Before COVID-19, shippers had already found it challenging to maintain real-time visibility into their shipments worldwide because of the sheer number of stakeholders, technologies, and systems involved. In many cases, shippers would often rely on self-reported data from trucking and ocean carriers, which were riddled with errors and inaccuracies. Deliveries were often significantly delayed and stale by the time they reached shippers. Other shippers attempted to deploy IoT-driven solutions but lacked the critical technologies and platforms to manage thousands of devices at scale. The result was an inability to understand and act on events in real-time, leading to increased costs and more frequent delays.
Increasingly, startups are beginning to fill the visibility void that has become apparent with COVID-19. Companies such as Project44, FourKites, and Avanta Ventures’ portfolio company Overhaul provide shippers with an end-to-end visibility solution leveraging a device-agnostic approach. By integrating with both internal systems (transportation management, warehouse management, enterprise resource planning, etc.) and external providers (electronic logging devices [ELDs] in trucks, onboard telematics, etc.), as well as ingesting a myriad of contextual data points, these companies are beginning to provide customers not only a real-time view of their global supply chain but also predictive analytics and recommendations.
Overhaul specifically goes one step further to automate the handling of exceptions and events in real-time. For example, in the event of a truck deviating off a set course, Overhaul’s platform would automatically notify all parties involved – including outreach to the driver and trucking carrier via integration with the onboard ELD and alerting the shipper’s supply chain teams. In addition, Overhaul has created integrations with local law enforcement systems via its Law Enforcement Connect (LE Connect) System and, in many geographies, has formed deep task force relationships with law enforcement agencies for recovery in the event of theft.
While supply chain visibility is the primary use case for such platforms, the aggregation of the stakeholder ecosystem and resulting data creates ripe opportunities for insurance innovation. The ability to integrate into the ELDs of trucks, for example, which are federally mandated on every truck in operation, could not only provide real-time driver behavior data for understanding risk, but also offer a unique avenue for reducing risk through proactive communications with the driver. Overhaul, for example, leverages its TruckShield platform and ELD integration to proactively warn truck drivers when they enter locations with high rates of collision and/or increased likelihoods of nuclear verdicts (jury awards that surpass $10M). In addition, such visibility platforms also have the potential of reducing cargo risk, such as loss and theft, by enabling the ability to actively monitor shipments in real-time.

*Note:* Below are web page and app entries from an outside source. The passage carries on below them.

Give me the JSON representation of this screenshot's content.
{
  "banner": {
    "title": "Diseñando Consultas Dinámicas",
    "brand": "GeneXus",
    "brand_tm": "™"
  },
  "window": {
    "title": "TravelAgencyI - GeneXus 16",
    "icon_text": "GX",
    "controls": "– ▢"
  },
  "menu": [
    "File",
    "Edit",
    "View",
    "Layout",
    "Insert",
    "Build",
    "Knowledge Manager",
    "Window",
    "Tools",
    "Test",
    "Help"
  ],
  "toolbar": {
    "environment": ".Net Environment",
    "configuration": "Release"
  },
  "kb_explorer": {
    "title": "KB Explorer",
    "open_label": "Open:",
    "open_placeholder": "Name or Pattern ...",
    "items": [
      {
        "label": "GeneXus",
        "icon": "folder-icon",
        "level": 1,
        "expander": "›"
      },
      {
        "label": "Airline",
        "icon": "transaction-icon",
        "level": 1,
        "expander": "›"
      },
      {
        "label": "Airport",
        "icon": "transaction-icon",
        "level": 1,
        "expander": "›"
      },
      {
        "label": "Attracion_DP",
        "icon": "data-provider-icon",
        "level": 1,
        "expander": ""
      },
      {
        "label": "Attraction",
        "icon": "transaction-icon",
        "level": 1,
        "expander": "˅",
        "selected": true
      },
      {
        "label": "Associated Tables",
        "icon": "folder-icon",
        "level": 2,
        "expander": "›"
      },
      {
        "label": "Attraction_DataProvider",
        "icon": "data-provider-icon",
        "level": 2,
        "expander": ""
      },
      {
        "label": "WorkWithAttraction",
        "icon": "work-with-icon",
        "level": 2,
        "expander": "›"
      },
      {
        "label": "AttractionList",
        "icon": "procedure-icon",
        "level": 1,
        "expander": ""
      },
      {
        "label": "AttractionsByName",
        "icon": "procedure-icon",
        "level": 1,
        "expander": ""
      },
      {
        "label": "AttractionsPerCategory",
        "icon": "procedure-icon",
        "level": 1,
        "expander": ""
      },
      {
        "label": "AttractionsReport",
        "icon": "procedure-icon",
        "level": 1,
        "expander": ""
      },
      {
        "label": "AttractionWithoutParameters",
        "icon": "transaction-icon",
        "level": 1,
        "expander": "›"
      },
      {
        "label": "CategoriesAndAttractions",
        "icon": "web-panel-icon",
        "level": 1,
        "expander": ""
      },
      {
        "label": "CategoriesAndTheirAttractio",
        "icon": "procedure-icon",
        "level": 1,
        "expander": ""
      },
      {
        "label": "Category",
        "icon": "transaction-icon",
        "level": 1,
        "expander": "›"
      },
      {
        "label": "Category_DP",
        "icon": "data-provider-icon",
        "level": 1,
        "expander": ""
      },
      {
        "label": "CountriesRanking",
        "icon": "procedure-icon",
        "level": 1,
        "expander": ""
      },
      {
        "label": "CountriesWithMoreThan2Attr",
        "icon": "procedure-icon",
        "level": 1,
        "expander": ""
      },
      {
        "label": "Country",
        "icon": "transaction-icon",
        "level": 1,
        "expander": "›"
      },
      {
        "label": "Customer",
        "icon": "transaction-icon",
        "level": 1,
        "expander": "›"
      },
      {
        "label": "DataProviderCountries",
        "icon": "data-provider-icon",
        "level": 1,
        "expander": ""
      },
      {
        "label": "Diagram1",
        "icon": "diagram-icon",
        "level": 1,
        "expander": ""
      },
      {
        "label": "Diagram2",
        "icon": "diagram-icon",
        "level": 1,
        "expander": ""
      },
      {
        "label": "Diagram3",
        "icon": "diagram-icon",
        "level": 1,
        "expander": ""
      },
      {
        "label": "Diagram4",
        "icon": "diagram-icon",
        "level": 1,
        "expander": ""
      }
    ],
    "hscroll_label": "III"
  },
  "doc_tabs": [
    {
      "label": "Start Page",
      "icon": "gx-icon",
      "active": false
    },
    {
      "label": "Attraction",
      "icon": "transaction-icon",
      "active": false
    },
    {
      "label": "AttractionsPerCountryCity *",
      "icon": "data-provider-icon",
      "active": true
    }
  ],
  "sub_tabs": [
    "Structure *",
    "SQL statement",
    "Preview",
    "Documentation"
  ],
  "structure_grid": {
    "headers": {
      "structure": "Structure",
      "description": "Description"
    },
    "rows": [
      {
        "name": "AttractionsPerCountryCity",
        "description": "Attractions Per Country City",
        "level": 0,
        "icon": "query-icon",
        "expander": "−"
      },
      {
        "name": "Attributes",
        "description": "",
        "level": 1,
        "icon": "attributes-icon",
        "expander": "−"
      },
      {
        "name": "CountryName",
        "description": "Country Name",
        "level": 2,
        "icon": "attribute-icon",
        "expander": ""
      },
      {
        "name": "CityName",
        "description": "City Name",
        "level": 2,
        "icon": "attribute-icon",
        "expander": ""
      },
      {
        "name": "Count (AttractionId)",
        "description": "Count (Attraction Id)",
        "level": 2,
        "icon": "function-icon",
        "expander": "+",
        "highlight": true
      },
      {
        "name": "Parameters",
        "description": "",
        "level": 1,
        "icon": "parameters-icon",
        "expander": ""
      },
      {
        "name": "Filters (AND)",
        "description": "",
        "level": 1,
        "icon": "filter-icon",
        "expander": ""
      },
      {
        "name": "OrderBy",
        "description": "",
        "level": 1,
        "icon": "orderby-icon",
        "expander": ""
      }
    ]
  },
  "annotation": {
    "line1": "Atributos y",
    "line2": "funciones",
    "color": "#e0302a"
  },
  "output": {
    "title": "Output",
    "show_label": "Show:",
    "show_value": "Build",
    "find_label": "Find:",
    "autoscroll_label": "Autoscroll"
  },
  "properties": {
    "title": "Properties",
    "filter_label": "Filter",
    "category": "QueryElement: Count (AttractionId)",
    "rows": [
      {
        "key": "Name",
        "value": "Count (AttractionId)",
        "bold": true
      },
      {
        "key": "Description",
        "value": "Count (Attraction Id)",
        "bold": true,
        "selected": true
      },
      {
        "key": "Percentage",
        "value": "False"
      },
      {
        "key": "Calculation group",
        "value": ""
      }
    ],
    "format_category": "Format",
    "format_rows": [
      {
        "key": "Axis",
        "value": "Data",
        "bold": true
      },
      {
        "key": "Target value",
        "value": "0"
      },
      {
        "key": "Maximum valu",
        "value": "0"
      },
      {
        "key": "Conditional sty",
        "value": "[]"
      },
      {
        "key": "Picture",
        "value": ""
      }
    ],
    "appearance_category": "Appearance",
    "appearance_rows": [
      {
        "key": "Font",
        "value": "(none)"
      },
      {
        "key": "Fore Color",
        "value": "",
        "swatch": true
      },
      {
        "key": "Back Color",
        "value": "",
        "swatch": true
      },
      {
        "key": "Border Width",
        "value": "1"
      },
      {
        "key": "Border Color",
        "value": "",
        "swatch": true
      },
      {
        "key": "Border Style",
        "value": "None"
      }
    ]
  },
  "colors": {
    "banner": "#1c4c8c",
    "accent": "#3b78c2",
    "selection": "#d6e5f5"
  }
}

As the venture capital arm of CSAA Insurance Group, Avanta Ventures invests deep industry expertise, resources, and investment in startups creating products and services that offer extraordinary value to the AAA Members of today — and those of tomorrow. As an affiliate of CSAA Insurance Group, Avanta Ventures is aligned with one of the top personal lines property and casualty insurance underwriters in the United States and part of the AAA ecosystem that serves over 53 million members.